▶ _GIVEN DATA_

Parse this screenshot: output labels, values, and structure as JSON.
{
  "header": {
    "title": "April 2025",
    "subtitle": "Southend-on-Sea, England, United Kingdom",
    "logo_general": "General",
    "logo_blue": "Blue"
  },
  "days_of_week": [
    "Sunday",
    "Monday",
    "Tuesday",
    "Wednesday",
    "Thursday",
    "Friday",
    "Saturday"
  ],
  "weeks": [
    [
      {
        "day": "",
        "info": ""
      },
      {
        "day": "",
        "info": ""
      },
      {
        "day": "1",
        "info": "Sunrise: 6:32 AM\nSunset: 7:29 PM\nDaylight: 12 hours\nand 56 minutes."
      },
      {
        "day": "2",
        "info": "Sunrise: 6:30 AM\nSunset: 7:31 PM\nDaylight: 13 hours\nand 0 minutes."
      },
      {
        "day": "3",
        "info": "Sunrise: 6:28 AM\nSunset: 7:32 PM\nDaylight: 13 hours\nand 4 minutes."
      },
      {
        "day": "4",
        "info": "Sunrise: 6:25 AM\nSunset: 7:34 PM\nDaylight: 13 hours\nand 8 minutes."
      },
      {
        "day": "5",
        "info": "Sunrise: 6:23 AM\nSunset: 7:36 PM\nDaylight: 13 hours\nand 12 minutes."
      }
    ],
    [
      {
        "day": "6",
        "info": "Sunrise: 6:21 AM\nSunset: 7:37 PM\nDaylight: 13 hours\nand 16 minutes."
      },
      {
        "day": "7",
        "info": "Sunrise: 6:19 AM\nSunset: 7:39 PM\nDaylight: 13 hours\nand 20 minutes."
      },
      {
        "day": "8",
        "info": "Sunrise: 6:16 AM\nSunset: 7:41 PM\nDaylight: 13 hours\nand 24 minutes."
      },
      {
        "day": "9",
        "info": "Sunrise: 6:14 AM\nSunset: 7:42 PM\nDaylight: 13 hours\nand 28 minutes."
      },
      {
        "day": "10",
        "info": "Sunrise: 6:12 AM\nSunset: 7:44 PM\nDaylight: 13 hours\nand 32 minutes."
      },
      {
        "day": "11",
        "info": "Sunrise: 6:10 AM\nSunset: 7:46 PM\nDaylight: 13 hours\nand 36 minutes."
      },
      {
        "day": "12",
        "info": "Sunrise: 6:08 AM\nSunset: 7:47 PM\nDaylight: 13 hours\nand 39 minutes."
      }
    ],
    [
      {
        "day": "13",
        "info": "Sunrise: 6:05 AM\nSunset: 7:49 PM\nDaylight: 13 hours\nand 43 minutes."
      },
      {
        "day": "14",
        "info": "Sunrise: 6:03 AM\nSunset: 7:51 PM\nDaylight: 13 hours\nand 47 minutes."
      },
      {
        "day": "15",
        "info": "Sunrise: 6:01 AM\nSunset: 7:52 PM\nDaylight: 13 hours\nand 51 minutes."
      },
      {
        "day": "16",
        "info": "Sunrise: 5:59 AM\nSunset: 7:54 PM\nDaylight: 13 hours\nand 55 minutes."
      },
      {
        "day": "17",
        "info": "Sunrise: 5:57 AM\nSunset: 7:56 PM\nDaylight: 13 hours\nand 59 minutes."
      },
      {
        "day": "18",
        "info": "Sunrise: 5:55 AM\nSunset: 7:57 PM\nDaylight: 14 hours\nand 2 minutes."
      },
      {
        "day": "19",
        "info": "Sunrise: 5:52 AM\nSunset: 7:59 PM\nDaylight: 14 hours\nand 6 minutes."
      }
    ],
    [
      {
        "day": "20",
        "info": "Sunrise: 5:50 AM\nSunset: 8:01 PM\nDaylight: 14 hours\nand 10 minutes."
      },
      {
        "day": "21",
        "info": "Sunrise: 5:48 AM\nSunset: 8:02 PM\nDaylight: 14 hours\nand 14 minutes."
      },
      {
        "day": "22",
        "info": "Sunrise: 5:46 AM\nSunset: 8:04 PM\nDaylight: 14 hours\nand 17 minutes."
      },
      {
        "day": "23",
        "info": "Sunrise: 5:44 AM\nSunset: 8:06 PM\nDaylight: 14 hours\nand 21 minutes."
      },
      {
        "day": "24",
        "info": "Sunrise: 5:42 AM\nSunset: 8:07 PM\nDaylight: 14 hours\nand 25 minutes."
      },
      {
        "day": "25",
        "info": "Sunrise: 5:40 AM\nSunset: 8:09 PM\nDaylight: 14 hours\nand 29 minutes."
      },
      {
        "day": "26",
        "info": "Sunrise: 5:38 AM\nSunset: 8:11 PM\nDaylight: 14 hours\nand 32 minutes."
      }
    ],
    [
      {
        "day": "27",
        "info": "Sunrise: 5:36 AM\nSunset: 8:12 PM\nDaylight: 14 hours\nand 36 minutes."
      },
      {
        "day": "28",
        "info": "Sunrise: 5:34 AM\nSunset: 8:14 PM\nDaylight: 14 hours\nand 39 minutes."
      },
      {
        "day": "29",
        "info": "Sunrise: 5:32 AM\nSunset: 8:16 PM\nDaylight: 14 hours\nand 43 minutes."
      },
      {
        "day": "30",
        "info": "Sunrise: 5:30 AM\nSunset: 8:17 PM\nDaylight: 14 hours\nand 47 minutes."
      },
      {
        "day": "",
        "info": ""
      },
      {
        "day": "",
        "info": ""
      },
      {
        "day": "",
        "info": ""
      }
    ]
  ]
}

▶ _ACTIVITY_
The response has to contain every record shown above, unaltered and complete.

▶ _PROBLEM SOLUTION_
Parse this screenshot: output labels, values, and structure as JSON.
{
  "header": {
    "title": "April 2025",
    "subtitle": "Southend-on-Sea, England, United Kingdom",
    "logo_general": "General",
    "logo_blue": "Blue"
  },
  "days_of_week": [
    "Sunday",
    "Monday",
    "Tuesday",
    "Wednesday",
    "Thursday",
    "Friday",
    "Saturday"
  ],
  "weeks": [
    [
      {
        "day": "",
        "info": ""
      },
      {
        "day": "",
        "info": ""
      },
      {
        "day": "1",
        "info": "Sunrise: 6:32 AM\nSunset: 7:29 PM\nDaylight: 12 hours\nand 56 minutes."
      },
      {
        "day": "2",
        "info": "Sunrise: 6:30 AM\nSunset: 7:31 PM\nDaylight: 13 hours\nand 0 minutes."
      },
      {
        "day": "3",
        "info": "Sunrise: 6:28 AM\nSunset: 7:32 PM\nDaylight: 13 hours\nand 4 minutes."
      },
      {
        "day": "4",
        "info": "Sunrise: 6:25 AM\nSunset: 7:34 PM\nDaylight: 13 hours\nand 8 minutes."
      },
      {
        "day": "5",
        "info": "Sunrise: 6:23 AM\nSunset: 7:36 PM\nDaylight: 13 hours\nand 12 minutes."
      }
    ],
    [
      {
        "day": "6",
        "info": "Sunrise: 6:21 AM\nSunset: 7:37 PM\nDaylight: 13 hours\nand 16 minutes."
      },
      {
        "day": "7",
        "info": "Sunrise: 6:19 AM\nSunset: 7:39 PM\nDaylight: 13 hours\nand 20 minutes."
      },
      {
        "day": "8",
        "info": "Sunrise: 6:16 AM\nSunset: 7:41 PM\nDaylight: 13 hours\nand 24 minutes."
      },
      {
        "day": "9",
        "info": "Sunrise: 6:14 AM\nSunset: 7:42 PM\nDaylight: 13 hours\nand 28 minutes."
      },
      {
        "day": "10",
        "info": "Sunrise: 6:12 AM\nSunset: 7:44 PM\nDaylight: 13 hours\nand 32 minutes."
      },
      {
        "day": "11",
        "info": "Sunrise: 6:10 AM\nSunset: 7:46 PM\nDaylight: 13 hours\nand 36 minutes."
      },
      {
        "day": "12",
        "info": "Sunrise: 6:08 AM\nSunset: 7:47 PM\nDaylight: 13 hours\nand 39 minutes."
      }
    ],
    [
      {
        "day": "13",
        "info": "Sunrise: 6:05 AM\nSunset: 7:49 PM\nDaylight: 13 hours\nand 43 minutes."
      },
      {
        "day": "14",
        "info": "Sunrise: 6:03 AM\nSunset: 7:51 PM\nDaylight: 13 hours\nand 47 minutes."
      },
      {
        "day": "15",
        "info": "Sunrise: 6:01 AM\nSunset: 7:52 PM\nDaylight: 13 hours\nand 51 minutes."
      },
      {
        "day": "16",
        "info": "Sunrise: 5:59 AM\nSunset: 7:54 PM\nDaylight: 13 hours\nand 55 minutes."
      },
      {
        "day": "17",
        "info": "Sunrise: 5:57 AM\nSunset: 7:56 PM\nDaylight: 13 hours\nand 59 minutes."
      },
      {
        "day": "18",
        "info": "Sunrise: 5:55 AM\nSunset: 7:57 PM\nDaylight: 14 hours\nand 2 minutes."
      },
      {
        "day": "19",
        "info": "Sunrise: 5:52 AM\nSunset: 7:59 PM\nDaylight: 14 hours\nand 6 minutes."
      }
    ],
    [
      {
        "day": "20",
        "info": "Sunrise: 5:50 AM\nSunset: 8:01 PM\nDaylight: 14 hours\nand 10 minutes."
      },
      {
        "day": "21",
        "info": "Sunrise: 5:48 AM\nSunset: 8:02 PM\nDaylight: 14 hours\nand 14 minutes."
      },
      {
        "day": "22",
        "info": "Sunrise: 5:46 AM\nSunset: 8:04 PM\nDaylight: 14 hours\nand 17 minutes."
      },
      {
        "day": "23",
        "info": "Sunrise: 5:44 AM\nSunset: 8:06 PM\nDaylight: 14 hours\nand 21 minutes."
      },
      {
        "day": "24",
        "info": "Sunrise: 5:42 AM\nSunset: 8:07 PM\nDaylight: 14 hours\nand 25 minutes."
      },
      {
        "day": "25",
        "info": "Sunrise: 5:40 AM\nSunset: 8:09 PM\nDaylight: 14 hours\nand 29 minutes."
      },
      {
        "day": "26",
        "info": "Sunrise: 5:38 AM\nSunset: 8:11 PM\nDaylight: 14 hours\nand 32 minutes."
      }
    ],
    [
      {
        "day": "27",
        "info": "Sunrise: 5:36 AM\nSunset: 8:12 PM\nDaylight: 14 hours\nand 36 minutes."
      },
      {
        "day": "28",
        "info": "Sunrise: 5:34 AM\nSunset: 8:14 PM\nDaylight: 14 hours\nand 39 minutes."
      },
      {
        "day": "29",
        "info": "Sunrise: 5:32 AM\nSunset: 8:16 PM\nDaylight: 14 hours\nand 43 minutes."
      },
      {
        "day": "30",
        "info": "Sunrise: 5:30 AM\nSunset: 8:17 PM\nDaylight: 14 hours\nand 47 minutes."
      },
      {
        "day": "",
        "info": ""
      },
      {
        "day": "",
        "info": ""
      },
      {
        "day": "",
        "info": ""
      }
    ]
  ]
}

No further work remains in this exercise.